REQUIRED ACTION
Below are records; count the lines in them that hold "legend" and give only the count.
··· DATA SUPPLIED ···
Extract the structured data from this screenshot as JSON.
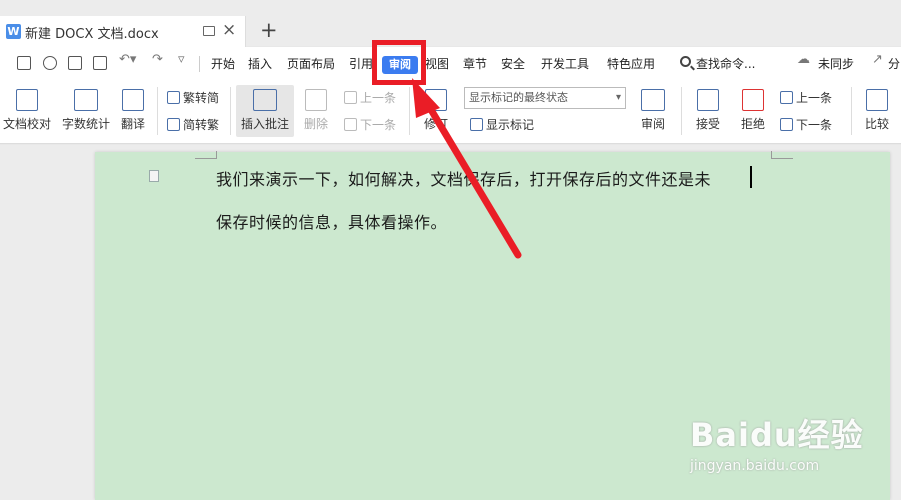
{
  "tab": {
    "logo": "W",
    "title": "新建 DOCX 文档.docx",
    "close": "×",
    "new_tab": "+"
  },
  "menu": {
    "items": [
      "开始",
      "插入",
      "页面布局",
      "引用",
      "视图",
      "章节",
      "安全",
      "开发工具",
      "特色应用"
    ],
    "active": "审阅",
    "search": "查找命令...",
    "sync": "未同步",
    "share": "分"
  },
  "toolbar": {
    "proof": "文档校对",
    "wordcount": "字数统计",
    "translate": "翻译",
    "trad_to_simp": "繁转简",
    "simp_to_trad": "简转繁",
    "insert_comment": "插入批注",
    "delete": "删除",
    "prev_comment": "上一条",
    "next_comment": "下一条",
    "revise": "修订",
    "markup_state": "显示标记的最终状态",
    "show_markup": "显示标记",
    "review": "审阅",
    "accept": "接受",
    "reject": "拒绝",
    "prev_change": "上一条",
    "next_change": "下一条",
    "compare": "比较"
  },
  "document": {
    "line1": "我们来演示一下，如何解决，文档保存后，打开保存后的文件还是未",
    "line2": "保存时候的信息，具体看操作。"
  },
  "watermark": {
    "main": "Baidu经验",
    "sub": "jingyan.baidu.com"
  },
  "colors": {
    "accent": "#3b7cf0",
    "annotation_red": "#ea1d26",
    "page_bg": "#cce8cf"
  }
}
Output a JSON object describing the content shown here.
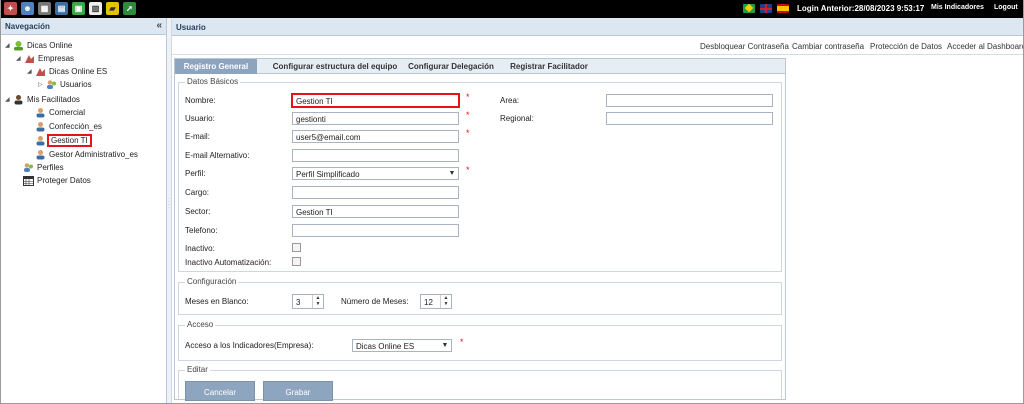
{
  "topbar": {
    "icons": [
      "tools-icon",
      "users-icon",
      "chart-icon",
      "document-icon",
      "printer-icon",
      "calendar-icon",
      "folder-icon",
      "export-icon"
    ],
    "login_label": "Login Anterior:28/08/2023 9:53:17",
    "indicators": "Mis Indicadores",
    "logout": "Logout"
  },
  "nav": {
    "title": "Navegación",
    "collapse": "«",
    "items": {
      "dicas": "Dicas Online",
      "empresas": "Empresas",
      "dicas_es": "Dicas Online ES",
      "usuarios": "Usuarios",
      "mis_facilitados": "Mis Facilitados",
      "comercial": "Comercial",
      "confeccion": "Confección_es",
      "gestion": "Gestion TI",
      "gestor": "Gestor Administrativo_es",
      "perfiles": "Perfiles",
      "proteger": "Proteger Datos"
    }
  },
  "main": {
    "title": "Usuario",
    "actions": {
      "desbloquear": "Desbloquear Contraseña",
      "cambiar": "Cambiar contraseña",
      "proteccion": "Protección de Datos",
      "dashboard": "Acceder al Dashboard"
    },
    "tabs": {
      "registro": "Registro General",
      "estructura": "Configurar estructura del equipo",
      "delegacion": "Configurar Delegación",
      "facilitador": "Registrar Facilitador"
    }
  },
  "datos": {
    "legend": "Datos Básicos",
    "nombre_label": "Nombre:",
    "nombre": "Gestion TI",
    "usuario_label": "Usuario:",
    "usuario": "gestionti",
    "email_label": "E-mail:",
    "email": "user5@email.com",
    "email_alt_label": "E-mail Alternativo:",
    "email_alt": "",
    "perfil_label": "Perfil:",
    "perfil": "Perfil Simplificado",
    "cargo_label": "Cargo:",
    "cargo": "",
    "sector_label": "Sector:",
    "sector": "Gestion TI",
    "telefono_label": "Telefono:",
    "telefono": "",
    "inactivo_label": "Inactivo:",
    "inactivo_auto_label": "Inactivo Automatización:",
    "area_label": "Area:",
    "area": "",
    "regional_label": "Regional:",
    "regional": "",
    "required": "*"
  },
  "config": {
    "legend": "Configuración",
    "meses_blanco_label": "Meses en Blanco:",
    "meses_blanco": "3",
    "num_meses_label": "Número de Meses:",
    "num_meses": "12"
  },
  "acceso": {
    "legend": "Acceso",
    "label": "Acceso a los Indicadores(Empresa):",
    "value": "Dicas Online ES"
  },
  "editar": {
    "legend": "Editar",
    "cancelar": "Cancelar",
    "grabar": "Grabar"
  },
  "colors": {
    "accent": "#8da4bf",
    "required": "#e3151c",
    "highlight": "#e3151c"
  }
}
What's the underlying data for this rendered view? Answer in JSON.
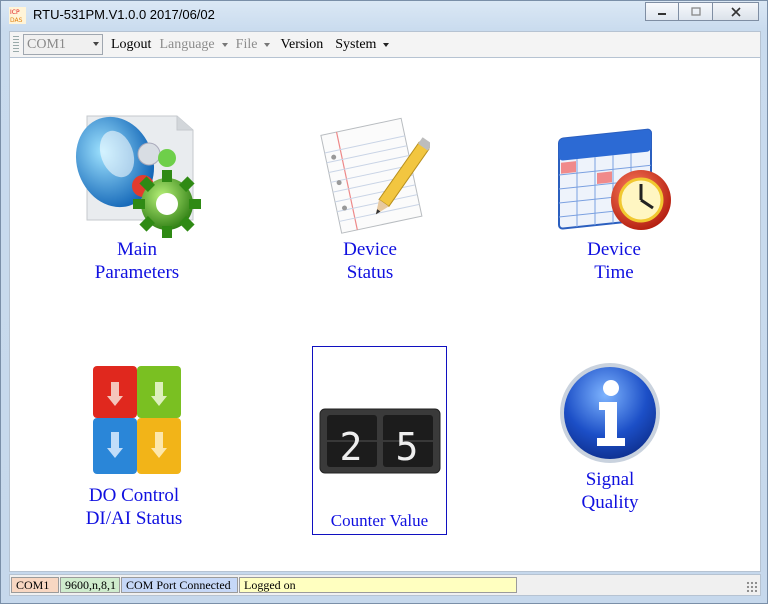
{
  "window": {
    "title": "RTU-531PM.V1.0.0 2017/06/02"
  },
  "menubar": {
    "port_combo": {
      "selected": "COM1"
    },
    "items": [
      {
        "label": "Logout",
        "enabled": true,
        "has_caret": false
      },
      {
        "label": "Language",
        "enabled": false,
        "has_caret": true
      },
      {
        "label": "File",
        "enabled": false,
        "has_caret": true
      },
      {
        "label": "Version",
        "enabled": true,
        "has_caret": false
      },
      {
        "label": "System",
        "enabled": true,
        "has_caret": true
      }
    ]
  },
  "tiles": {
    "main_parameters": {
      "line1": "Main",
      "line2": "Parameters",
      "icon": "settings-gear-icon"
    },
    "device_status": {
      "line1": "Device",
      "line2": "Status",
      "icon": "notepad-pencil-icon"
    },
    "device_time": {
      "line1": "Device",
      "line2": "Time",
      "icon": "calendar-clock-icon"
    },
    "do_control": {
      "line1": "DO Control",
      "line2": "DI/AI Status",
      "icon": "switches-icon"
    },
    "counter_value": {
      "label": "Counter Value",
      "digits": [
        "2",
        "5"
      ],
      "icon": "counter-display-icon"
    },
    "signal_quality": {
      "line1": "Signal",
      "line2": "Quality",
      "icon": "info-icon"
    }
  },
  "statusbar": {
    "port": "COM1",
    "serial": "9600,n,8,1",
    "connection": "COM Port Connected",
    "login": "Logged on"
  },
  "colors": {
    "label_blue": "#1010e0",
    "status_port": "#f8d7c2",
    "status_serial": "#cfeccd",
    "status_connection": "#c6d8f7",
    "status_login": "#ffffc0"
  }
}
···
WRITTEN ANSWER
4